cough and affects your ability to breath. It’s expensive -- and it can
cost you your life.
These are some of the horrible lessons that Marshall Klapman’s
fifth-grade class at El Morro Elementary School learned about smoking
during a recent lab experiment.
The smoking project has been an effective teaching tool since being
implemented for fifth-graders at El Morro 15 years ago. The project is
part of science curriculum about lungs, their different parts and
Students learned that cigarettes cause serious health problems such as
emphysema, asthma and cancer.
Dr. James Selevan came to Klapman’s class to discuss the parts of the
lung and, as a medical expert, he answered the students’ questions.
After being taught about the functions of the lung, students built
models of the organ using two-liter, clear plastic soda bottles with two
white balloons inside. The students could see the inhalation and
exhalation by squeezing the bottle. A clear plastic tube went down to the
neck of the bottle to represent the cilia and the trachea. There were
also white cotton balls inside the balloons.
“We want to see the effect of smoking on the lungs and used cotton
inside the balloons. Because you obviously can’t see what’s going on
inside your lungs, so we assimilate,” Klapman said.
The experiment was conducted outside and the 26 students in Klapman’s
class wore surgical masks to protect themselves from the smoke. Parent
volunteers facilitated the project and the kids were not allowed to
handle anything flammable or touch the cigarettes.
The cigarettes were lit and placed in the model trachea. Students
watched as everything became darker and dirtier. The children began
noticing the effects right away and commented how black and nasty their
model was becoming after just a little bit of smoking. During the
hour-long experiment, the students’ models smoked about four cigarettes.
Klapman pointed out to the students after the lungs had smoked two

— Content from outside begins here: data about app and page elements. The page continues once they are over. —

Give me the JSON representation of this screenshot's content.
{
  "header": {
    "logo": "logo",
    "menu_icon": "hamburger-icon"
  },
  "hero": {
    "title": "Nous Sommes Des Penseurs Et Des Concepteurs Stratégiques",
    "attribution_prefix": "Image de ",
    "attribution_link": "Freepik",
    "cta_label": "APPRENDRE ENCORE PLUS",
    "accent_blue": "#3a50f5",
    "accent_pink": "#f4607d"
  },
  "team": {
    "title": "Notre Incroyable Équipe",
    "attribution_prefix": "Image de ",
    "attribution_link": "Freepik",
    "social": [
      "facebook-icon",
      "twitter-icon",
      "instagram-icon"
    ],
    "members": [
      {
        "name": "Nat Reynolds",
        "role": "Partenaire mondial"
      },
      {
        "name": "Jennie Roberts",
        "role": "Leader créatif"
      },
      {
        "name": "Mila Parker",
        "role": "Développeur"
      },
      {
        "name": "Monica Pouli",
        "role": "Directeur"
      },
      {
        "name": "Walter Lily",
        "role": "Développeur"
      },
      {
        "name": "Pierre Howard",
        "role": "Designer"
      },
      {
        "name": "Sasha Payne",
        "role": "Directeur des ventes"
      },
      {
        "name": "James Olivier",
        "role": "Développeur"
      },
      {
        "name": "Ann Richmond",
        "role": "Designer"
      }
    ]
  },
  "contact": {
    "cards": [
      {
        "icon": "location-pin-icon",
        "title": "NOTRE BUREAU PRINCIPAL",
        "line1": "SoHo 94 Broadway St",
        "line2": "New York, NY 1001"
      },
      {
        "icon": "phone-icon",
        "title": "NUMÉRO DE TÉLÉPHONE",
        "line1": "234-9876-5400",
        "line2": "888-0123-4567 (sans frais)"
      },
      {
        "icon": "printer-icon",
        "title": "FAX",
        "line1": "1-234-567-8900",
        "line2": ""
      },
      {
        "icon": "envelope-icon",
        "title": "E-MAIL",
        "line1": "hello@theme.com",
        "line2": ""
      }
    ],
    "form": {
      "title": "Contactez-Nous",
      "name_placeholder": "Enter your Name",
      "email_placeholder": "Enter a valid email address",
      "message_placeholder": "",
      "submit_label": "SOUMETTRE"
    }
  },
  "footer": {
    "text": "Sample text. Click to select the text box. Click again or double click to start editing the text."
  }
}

cigarettes the significant effects.
“That’s two cigarettes being smoked, imagine if the person smoked a
pack a day.”
“I think it’s beneficial for them to see what cigarettes do to your
lungs. Hopefully it will teach them a lesson not to smoke,” said Kristin
Kuhler, one of the parent volunteers.
Following the project, the students were to take home their models
and, with an adult, take out the cotton balls and examine how much damage
had been done.
“It’s great because it shows you how the trachea gets all brown and
black if they smoke, especially a pack a day. The experiment makes your
lungs black and you get cancer,” said Cindy Rameriz.
“I think it’s a great way for us to learn. If this is what happens
after only four cigarettes, imagine if you smoked a pack a day it’d be
really bad. I won’t smoke because I know what the damage it does to your
heart and lungs,” said Roy Herbert.
As the project came to a close, Klapman said he was pleased with what
the children saw and learned.
“I think they totally get the objection of the lesson and I think
they’ll remember this through school so when they see peers and family
members smoking, they won’t. It’s really powerful.”